You don't own a share of stock. Some of the hotter portions of the

NDX

are finally getting clipped, ex-

Microsoft

(MSFT) - Get Report

,

Intel

(INTC) - Get Report

and

Oracle

(ORCL) - Get Report

. Do you put some money to work here in the highfliers? Or do you buy the beaten down drug and food stocks? Take advantage of the big decline in the financials? Or pick away at the hottest of the hots?

Join the discussion on

Cramer's Latest, go to the

Red Hots Forum

, or visit our

B2BForum

.

I'd go for the highfliers that are getting their wings clipped. Take

Cisco

(CSCO) - Get Report

. It is going down because of woes at

3Com

(COMS)

. A point or two lower and I become a buyer to augment my existing position. But if I didn't own anything, this price break, caused by the problems of competitors that it is taking to the cleaners, I'd probably plunge. And I certainly would use a price break to get into the

Red Hots or the

B2B

plays.

The simple truth is that this part of the market isn't going to quit that easily. And until you start seeing the mutual funds, the big monster funds -- not the tech funds -- own these Red Hots and B2Bers, they are going to go higher, not lower. Which is why these opportunities have to be taken. Especially if you don't own any of them.

Help choose more Red Hots:

With the

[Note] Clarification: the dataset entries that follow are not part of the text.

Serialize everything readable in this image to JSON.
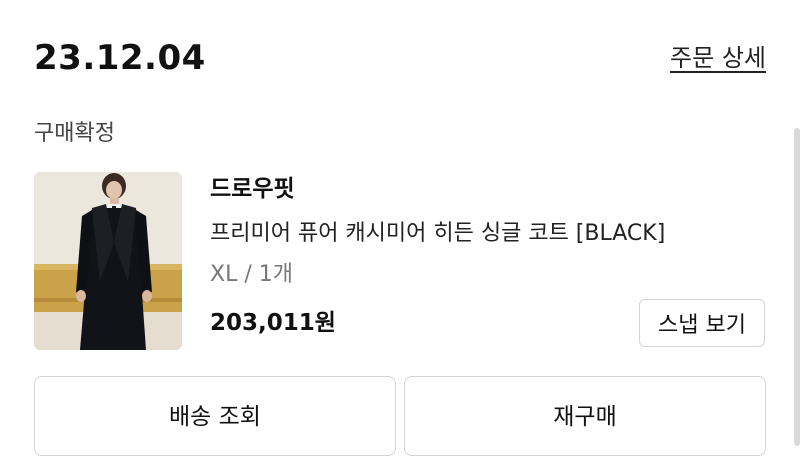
{
  "order": {
    "date": "23.12.04",
    "detail_link": "주문 상세",
    "status": "구매확정"
  },
  "item": {
    "brand": "드로우핏",
    "name": "프리미어 퓨어 캐시미어 히든 싱글 코트 [BLACK]",
    "option": "XL / 1개",
    "price": "203,011원",
    "image": "black-long-coat-model-photo",
    "snap_button": "스냅 보기"
  },
  "actions": {
    "track_delivery": "배송 조회",
    "reorder": "재구매"
  },
  "colors": {
    "text_primary": "#111111",
    "text_secondary": "#777777",
    "border": "#d4d4d4"
  }
}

Nasdaq

continuing to rage, we're planning to add more stocks to our

Red Hot Index. Visit our

message boards to post your comments on the candidates -- and make your own nominations.

James J. Cramer is manager of a hedge fund and co-founder of TheStreet.com. At time of publication, his fund was long 3Com, Intel, Oracle and Microsoft. Cramer's fund also may be long or short certain stocks in his B2B rotisserie league or Red Hot index. His fund often buys and sells securities that are the subject of his columns, both before and after the columns are published, and the positions that his fund takes may change at any time. Under no circumstances does the information in this column represent a recommendation to buy or sell stocks. Cramer's writings provide insights into the dynamics of money management and are not a solicitation for transactions. While he cannot provide investment advice or recommendations, he invites you to comment on his column at

jjcletters@thestreet.com.